GOAL OF THE EXERCISE: Copy all lines of the listing that include the string "System".

RECORD EXTRACTS:
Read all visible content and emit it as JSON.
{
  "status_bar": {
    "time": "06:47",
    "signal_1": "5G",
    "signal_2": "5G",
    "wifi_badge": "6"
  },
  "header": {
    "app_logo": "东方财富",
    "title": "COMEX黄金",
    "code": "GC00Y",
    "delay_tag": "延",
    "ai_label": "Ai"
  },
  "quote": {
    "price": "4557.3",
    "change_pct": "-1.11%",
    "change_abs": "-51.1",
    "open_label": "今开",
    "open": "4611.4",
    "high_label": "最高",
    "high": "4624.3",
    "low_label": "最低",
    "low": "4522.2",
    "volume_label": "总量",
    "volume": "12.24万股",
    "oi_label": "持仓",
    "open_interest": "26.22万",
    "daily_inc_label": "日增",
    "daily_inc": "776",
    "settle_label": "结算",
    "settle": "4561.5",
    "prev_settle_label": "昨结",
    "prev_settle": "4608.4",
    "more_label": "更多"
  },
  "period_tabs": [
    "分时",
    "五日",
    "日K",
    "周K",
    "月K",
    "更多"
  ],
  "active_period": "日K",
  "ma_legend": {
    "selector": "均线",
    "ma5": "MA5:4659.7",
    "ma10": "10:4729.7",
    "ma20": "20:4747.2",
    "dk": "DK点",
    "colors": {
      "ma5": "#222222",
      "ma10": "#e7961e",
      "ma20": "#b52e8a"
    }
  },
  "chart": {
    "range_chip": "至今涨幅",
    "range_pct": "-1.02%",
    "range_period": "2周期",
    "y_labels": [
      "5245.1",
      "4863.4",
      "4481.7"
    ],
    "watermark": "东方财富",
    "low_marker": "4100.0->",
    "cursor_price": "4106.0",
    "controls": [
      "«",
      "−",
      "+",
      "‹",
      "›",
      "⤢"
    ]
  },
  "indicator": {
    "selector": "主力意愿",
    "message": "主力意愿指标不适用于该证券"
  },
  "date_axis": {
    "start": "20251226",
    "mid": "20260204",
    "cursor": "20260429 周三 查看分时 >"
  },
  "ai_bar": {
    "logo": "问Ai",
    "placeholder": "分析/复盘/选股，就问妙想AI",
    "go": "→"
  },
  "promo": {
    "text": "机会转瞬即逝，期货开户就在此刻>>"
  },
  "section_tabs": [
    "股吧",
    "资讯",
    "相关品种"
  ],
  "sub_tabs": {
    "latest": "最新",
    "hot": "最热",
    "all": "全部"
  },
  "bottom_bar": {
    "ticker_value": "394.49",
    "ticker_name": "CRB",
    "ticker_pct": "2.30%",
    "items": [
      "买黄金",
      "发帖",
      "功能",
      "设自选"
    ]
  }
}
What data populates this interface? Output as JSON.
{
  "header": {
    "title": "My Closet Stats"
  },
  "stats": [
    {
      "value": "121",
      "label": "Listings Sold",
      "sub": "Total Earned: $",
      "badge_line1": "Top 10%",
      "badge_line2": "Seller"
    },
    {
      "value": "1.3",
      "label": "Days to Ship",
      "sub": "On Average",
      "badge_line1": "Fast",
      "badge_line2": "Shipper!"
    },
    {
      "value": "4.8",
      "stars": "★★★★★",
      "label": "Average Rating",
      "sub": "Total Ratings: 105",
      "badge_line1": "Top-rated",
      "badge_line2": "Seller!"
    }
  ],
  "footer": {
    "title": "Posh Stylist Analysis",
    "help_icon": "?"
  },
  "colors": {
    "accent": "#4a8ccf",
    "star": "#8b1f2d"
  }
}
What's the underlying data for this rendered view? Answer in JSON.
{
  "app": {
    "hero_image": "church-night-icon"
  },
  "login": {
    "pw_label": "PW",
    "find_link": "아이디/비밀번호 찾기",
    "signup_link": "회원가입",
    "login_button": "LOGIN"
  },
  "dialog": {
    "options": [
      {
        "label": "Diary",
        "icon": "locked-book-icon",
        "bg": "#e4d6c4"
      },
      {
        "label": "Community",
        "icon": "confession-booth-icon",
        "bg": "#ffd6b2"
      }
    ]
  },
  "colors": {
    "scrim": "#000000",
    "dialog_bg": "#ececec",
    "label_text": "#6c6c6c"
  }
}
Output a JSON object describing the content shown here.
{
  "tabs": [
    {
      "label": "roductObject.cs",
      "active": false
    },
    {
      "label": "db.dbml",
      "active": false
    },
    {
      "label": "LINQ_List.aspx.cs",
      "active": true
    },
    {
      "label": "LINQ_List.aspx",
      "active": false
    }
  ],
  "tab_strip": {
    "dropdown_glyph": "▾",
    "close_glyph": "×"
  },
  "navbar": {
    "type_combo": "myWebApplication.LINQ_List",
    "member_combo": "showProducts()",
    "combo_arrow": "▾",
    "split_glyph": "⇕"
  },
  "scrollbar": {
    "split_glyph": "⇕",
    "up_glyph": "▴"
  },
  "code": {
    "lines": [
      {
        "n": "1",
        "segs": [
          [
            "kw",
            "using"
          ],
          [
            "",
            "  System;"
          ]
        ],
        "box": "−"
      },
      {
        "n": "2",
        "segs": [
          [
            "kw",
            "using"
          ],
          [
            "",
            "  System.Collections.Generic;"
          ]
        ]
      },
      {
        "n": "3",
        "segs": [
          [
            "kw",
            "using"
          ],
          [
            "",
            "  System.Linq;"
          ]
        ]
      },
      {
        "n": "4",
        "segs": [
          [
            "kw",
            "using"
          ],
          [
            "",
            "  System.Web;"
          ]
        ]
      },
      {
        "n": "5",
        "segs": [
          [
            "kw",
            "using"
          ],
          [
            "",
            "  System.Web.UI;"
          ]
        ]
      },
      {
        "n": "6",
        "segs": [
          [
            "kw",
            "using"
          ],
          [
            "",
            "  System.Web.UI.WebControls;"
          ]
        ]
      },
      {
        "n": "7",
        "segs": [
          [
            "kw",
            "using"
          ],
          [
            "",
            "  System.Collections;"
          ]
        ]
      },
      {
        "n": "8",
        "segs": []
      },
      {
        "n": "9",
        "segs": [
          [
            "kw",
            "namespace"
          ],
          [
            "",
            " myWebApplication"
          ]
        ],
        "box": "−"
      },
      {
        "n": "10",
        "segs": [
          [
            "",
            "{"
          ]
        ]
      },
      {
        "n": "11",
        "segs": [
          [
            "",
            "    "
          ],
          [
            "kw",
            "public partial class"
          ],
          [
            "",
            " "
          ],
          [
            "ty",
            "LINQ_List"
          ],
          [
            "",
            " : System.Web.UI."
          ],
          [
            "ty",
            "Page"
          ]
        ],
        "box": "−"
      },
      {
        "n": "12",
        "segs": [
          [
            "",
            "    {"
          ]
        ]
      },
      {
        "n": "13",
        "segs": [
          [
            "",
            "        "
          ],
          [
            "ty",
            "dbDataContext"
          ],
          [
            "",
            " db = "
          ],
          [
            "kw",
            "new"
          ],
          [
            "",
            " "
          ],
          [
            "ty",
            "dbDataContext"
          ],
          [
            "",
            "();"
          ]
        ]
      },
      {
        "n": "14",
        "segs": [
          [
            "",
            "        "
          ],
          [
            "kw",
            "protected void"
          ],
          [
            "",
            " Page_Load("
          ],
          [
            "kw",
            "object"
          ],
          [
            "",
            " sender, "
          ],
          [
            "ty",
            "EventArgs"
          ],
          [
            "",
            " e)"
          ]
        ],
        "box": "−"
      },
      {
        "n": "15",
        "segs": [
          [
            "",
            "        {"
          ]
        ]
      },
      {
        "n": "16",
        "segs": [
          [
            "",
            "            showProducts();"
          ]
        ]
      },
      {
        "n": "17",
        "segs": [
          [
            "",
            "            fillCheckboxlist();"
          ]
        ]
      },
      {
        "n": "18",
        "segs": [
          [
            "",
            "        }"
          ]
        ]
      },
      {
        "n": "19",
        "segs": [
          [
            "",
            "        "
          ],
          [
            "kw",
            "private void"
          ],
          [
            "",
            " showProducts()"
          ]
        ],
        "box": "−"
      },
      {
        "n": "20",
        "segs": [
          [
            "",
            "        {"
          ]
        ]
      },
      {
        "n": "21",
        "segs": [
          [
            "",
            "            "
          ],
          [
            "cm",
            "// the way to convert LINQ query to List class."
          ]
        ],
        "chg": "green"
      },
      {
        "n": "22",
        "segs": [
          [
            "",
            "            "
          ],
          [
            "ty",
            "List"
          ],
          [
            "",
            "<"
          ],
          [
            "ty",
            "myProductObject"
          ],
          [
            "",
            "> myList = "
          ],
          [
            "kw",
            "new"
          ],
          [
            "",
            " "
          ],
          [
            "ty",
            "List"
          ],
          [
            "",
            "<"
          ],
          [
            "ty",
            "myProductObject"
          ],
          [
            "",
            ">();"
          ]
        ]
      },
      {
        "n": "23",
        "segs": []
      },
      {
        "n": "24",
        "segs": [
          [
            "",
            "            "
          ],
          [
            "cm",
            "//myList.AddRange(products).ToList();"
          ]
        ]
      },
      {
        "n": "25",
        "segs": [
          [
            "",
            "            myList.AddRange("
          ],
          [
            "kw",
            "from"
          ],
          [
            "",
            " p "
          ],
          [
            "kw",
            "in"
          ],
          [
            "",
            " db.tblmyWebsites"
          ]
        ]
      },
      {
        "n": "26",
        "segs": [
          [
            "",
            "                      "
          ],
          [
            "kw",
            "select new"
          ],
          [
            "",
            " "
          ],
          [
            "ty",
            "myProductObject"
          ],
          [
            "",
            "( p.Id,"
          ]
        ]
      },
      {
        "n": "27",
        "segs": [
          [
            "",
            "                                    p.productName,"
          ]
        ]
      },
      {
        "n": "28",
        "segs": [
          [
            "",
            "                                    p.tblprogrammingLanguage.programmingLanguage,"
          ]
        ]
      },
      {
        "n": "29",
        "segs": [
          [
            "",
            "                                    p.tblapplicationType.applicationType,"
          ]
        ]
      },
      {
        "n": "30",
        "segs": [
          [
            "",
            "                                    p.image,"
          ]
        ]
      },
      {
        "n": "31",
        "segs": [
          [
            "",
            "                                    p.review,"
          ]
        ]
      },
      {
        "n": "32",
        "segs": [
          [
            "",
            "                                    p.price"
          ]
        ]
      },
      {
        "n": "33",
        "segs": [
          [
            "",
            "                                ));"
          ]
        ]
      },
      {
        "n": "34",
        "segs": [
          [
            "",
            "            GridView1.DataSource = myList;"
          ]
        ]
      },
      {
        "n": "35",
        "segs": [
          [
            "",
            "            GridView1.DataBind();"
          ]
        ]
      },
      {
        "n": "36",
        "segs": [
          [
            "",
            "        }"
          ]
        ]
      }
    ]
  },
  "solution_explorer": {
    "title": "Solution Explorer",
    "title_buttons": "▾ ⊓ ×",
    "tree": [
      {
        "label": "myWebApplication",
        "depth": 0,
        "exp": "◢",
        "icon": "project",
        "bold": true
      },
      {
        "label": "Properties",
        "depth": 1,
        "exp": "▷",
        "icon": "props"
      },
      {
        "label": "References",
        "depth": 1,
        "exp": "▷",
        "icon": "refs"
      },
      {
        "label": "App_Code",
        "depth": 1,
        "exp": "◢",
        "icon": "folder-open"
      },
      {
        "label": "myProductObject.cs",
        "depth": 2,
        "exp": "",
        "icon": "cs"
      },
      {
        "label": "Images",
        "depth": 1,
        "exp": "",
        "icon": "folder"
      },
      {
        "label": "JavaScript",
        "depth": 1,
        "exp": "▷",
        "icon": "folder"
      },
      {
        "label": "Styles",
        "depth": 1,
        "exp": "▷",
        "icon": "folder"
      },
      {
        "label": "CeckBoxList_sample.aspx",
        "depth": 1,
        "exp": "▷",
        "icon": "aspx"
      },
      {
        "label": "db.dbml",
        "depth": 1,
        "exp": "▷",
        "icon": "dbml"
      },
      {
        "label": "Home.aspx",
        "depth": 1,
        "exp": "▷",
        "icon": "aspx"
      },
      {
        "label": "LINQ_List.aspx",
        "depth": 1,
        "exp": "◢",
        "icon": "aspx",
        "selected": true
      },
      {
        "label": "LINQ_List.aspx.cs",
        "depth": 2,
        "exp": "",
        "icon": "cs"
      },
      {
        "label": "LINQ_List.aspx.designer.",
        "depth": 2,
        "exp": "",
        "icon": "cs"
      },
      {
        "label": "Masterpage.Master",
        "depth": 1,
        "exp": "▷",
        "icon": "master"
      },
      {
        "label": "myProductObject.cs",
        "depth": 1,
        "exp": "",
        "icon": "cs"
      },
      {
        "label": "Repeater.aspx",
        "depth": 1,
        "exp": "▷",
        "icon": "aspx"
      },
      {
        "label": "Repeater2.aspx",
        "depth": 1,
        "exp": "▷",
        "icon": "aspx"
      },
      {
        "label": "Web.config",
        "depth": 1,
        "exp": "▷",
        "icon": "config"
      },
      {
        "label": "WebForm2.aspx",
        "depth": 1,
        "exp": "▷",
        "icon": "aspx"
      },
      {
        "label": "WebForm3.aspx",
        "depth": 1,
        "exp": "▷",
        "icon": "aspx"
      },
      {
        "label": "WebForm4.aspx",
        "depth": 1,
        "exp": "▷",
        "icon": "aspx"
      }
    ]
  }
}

YOUR SOLUTION:
            "  System;"
            "  System.Collections.Generic;"
            "  System.Linq;"
            "  System.Web;"
            "  System.Web.UI;"
            "  System.Web.UI.WebControls;"
            "  System.Collections;"
            " : System.Web.UI."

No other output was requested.